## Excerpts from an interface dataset
==*==

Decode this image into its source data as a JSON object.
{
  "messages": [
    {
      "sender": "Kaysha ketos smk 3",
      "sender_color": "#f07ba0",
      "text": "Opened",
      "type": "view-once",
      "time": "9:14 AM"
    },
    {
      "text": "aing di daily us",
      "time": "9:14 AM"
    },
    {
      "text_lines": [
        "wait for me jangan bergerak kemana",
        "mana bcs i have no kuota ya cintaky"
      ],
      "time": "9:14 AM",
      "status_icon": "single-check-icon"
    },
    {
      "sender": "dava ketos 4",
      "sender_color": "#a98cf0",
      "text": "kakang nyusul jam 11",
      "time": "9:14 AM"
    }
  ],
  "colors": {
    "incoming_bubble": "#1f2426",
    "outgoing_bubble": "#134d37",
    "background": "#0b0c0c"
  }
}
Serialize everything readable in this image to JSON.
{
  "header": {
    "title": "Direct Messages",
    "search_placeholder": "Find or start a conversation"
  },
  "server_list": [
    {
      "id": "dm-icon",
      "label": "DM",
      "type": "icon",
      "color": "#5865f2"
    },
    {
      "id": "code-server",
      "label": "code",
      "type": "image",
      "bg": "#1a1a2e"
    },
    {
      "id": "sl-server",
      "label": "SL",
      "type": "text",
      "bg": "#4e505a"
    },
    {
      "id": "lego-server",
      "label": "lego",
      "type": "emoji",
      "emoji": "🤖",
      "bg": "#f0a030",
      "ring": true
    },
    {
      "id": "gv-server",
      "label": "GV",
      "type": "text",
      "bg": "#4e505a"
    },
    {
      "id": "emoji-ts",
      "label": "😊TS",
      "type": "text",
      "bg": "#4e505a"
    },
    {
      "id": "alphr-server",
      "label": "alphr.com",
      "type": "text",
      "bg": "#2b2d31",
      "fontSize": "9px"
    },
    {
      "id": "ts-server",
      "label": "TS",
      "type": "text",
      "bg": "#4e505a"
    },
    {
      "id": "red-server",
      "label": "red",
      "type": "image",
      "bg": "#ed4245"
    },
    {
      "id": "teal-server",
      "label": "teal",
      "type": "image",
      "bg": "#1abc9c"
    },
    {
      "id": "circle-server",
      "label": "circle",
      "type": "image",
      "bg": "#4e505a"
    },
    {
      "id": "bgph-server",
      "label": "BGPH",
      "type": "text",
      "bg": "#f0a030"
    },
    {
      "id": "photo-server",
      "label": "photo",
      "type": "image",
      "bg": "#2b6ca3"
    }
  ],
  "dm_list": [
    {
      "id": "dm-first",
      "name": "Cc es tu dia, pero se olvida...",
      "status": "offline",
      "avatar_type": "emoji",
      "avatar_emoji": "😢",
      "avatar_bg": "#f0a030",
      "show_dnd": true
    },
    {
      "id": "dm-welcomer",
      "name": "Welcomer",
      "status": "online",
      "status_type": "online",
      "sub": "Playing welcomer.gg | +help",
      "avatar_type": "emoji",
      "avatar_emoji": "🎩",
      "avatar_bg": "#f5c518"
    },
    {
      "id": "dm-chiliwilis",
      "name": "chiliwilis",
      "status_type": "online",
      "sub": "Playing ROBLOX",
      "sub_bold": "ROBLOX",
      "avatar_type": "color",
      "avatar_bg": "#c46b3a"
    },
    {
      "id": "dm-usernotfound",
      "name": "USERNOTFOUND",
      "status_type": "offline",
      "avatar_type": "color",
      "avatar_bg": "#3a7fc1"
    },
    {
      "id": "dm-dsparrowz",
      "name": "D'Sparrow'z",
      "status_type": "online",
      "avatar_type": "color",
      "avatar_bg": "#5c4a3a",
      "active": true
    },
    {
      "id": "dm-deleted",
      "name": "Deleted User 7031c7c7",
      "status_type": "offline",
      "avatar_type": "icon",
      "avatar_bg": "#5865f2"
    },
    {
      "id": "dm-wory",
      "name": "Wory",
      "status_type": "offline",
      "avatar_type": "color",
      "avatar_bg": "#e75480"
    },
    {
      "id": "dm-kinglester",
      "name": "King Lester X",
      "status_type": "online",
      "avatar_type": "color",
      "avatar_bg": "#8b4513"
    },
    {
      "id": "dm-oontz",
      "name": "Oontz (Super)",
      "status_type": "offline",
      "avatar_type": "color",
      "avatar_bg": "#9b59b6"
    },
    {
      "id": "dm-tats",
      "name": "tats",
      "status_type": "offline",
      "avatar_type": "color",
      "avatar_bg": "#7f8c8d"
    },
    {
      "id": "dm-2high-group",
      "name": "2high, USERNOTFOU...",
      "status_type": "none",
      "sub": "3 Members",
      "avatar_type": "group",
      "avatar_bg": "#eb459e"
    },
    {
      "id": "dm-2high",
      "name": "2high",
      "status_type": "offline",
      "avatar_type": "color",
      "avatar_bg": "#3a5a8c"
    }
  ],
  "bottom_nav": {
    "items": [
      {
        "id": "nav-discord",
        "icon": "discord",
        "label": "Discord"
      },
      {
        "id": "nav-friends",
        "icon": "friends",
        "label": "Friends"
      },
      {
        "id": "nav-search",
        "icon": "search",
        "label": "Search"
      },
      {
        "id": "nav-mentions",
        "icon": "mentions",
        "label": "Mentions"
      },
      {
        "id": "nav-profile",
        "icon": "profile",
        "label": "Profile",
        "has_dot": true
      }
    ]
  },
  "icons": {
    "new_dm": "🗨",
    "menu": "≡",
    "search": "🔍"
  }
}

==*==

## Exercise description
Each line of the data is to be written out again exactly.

## Exercise solution
Decode this image into its source data as a JSON object.
{
  "messages": [
    {
      "sender": "Kaysha ketos smk 3",
      "sender_color": "#f07ba0",
      "text": "Opened",
      "type": "view-once",
      "time": "9:14 AM"
    },
    {
      "text": "aing di daily us",
      "time": "9:14 AM"
    },
    {
      "text_lines": [
        "wait for me jangan bergerak kemana",
        "mana bcs i have no kuota ya cintaky"
      ],
      "time": "9:14 AM",
      "status_icon": "single-check-icon"
    },
    {
      "sender": "dava ketos 4",
      "sender_color": "#a98cf0",
      "text": "kakang nyusul jam 11",
      "time": "9:14 AM"
    }
  ],
  "colors": {
    "incoming_bubble": "#1f2426",
    "outgoing_bubble": "#134d37",
    "background": "#0b0c0c"
  }
}
Serialize everything readable in this image to JSON.
{
  "header": {
    "title": "Direct Messages",
    "search_placeholder": "Find or start a conversation"
  },
  "server_list": [
    {
      "id": "dm-icon",
      "label": "DM",
      "type": "icon",
      "color": "#5865f2"
    },
    {
      "id": "code-server",
      "label": "code",
      "type": "image",
      "bg": "#1a1a2e"
    },
    {
      "id": "sl-server",
      "label": "SL",
      "type": "text",
      "bg": "#4e505a"
    },
    {
      "id": "lego-server",
      "label": "lego",
      "type": "emoji",
      "emoji": "🤖",
      "bg": "#f0a030",
      "ring": true
    },
    {
      "id": "gv-server",
      "label": "GV",
      "type": "text",
      "bg": "#4e505a"
    },
    {
      "id": "emoji-ts",
      "label": "😊TS",
      "type": "text",
      "bg": "#4e505a"
    },
    {
      "id": "alphr-server",
      "label": "alphr.com",
      "type": "text",
      "bg": "#2b2d31",
      "fontSize": "9px"
    },
    {
      "id": "ts-server",
      "label": "TS",
      "type": "text",
      "bg": "#4e505a"
    },
    {
      "id": "red-server",
      "label": "red",
      "type": "image",
      "bg": "#ed4245"
    },
    {
      "id": "teal-server",
      "label": "teal",
      "type": "image",
      "bg": "#1abc9c"
    },
    {
      "id": "circle-server",
      "label": "circle",
      "type": "image",
      "bg": "#4e505a"
    },
    {
      "id": "bgph-server",
      "label": "BGPH",
      "type": "text",
      "bg": "#f0a030"
    },
    {
      "id": "photo-server",
      "label": "photo",
      "type": "image",
      "bg": "#2b6ca3"
    }
  ],
  "dm_list": [
    {
      "id": "dm-first",
      "name": "Cc es tu dia, pero se olvida...",
      "status": "offline",
      "avatar_type": "emoji",
      "avatar_emoji": "😢",
      "avatar_bg": "#f0a030",
      "show_dnd": true
    },
    {
      "id": "dm-welcomer",
      "name": "Welcomer",
      "status": "online",
      "status_type": "online",
      "sub": "Playing welcomer.gg | +help",
      "avatar_type": "emoji",
      "avatar_emoji": "🎩",
      "avatar_bg": "#f5c518"
    },
    {
      "id": "dm-chiliwilis",
      "name": "chiliwilis",
      "status_type": "online",
      "sub": "Playing ROBLOX",
      "sub_bold": "ROBLOX",
      "avatar_type": "color",
      "avatar_bg": "#c46b3a"
    },
    {
      "id": "dm-usernotfound",
      "name": "USERNOTFOUND",
      "status_type": "offline",
      "avatar_type": "color",
      "avatar_bg": "#3a7fc1"
    },
    {
      "id": "dm-dsparrowz",
      "name": "D'Sparrow'z",
      "status_type": "online",
      "avatar_type": "color",
      "avatar_bg": "#5c4a3a",
      "active": true
    },
    {
      "id": "dm-deleted",
      "name": "Deleted User 7031c7c7",
      "status_type": "offline",
      "avatar_type": "icon",
      "avatar_bg": "#5865f2"
    },
    {
      "id": "dm-wory",
      "name": "Wory",
      "status_type": "offline",
      "avatar_type": "color",
      "avatar_bg": "#e75480"
    },
    {
      "id": "dm-kinglester",
      "name": "King Lester X",
      "status_type": "online",
      "avatar_type": "color",
      "avatar_bg": "#8b4513"
    },
    {
      "id": "dm-oontz",
      "name": "Oontz (Super)",
      "status_type": "offline",
      "avatar_type": "color",
      "avatar_bg": "#9b59b6"
    },
    {
      "id": "dm-tats",
      "name": "tats",
      "status_type": "offline",
      "avatar_type": "color",
      "avatar_bg": "#7f8c8d"
    },
    {
      "id": "dm-2high-group",
      "name": "2high, USERNOTFOU...",
      "status_type": "none",
      "sub": "3 Members",
      "avatar_type": "group",
      "avatar_bg": "#eb459e"
    },
    {
      "id": "dm-2high",
      "name": "2high",
      "status_type": "offline",
      "avatar_type": "color",
      "avatar_bg": "#3a5a8c"
    }
  ],
  "bottom_nav": {
    "items": [
      {
        "id": "nav-discord",
        "icon": "discord",
        "label": "Discord"
      },
      {
        "id": "nav-friends",
        "icon": "friends",
        "label": "Friends"
      },
      {
        "id": "nav-search",
        "icon": "search",
        "label": "Search"
      },
      {
        "id": "nav-mentions",
        "icon": "mentions",
        "label": "Mentions"
      },
      {
        "id": "nav-profile",
        "icon": "profile",
        "label": "Profile",
        "has_dot": true
      }
    ]
  },
  "icons": {
    "new_dm": "🗨",
    "menu": "≡",
    "search": "🔍"
  }
}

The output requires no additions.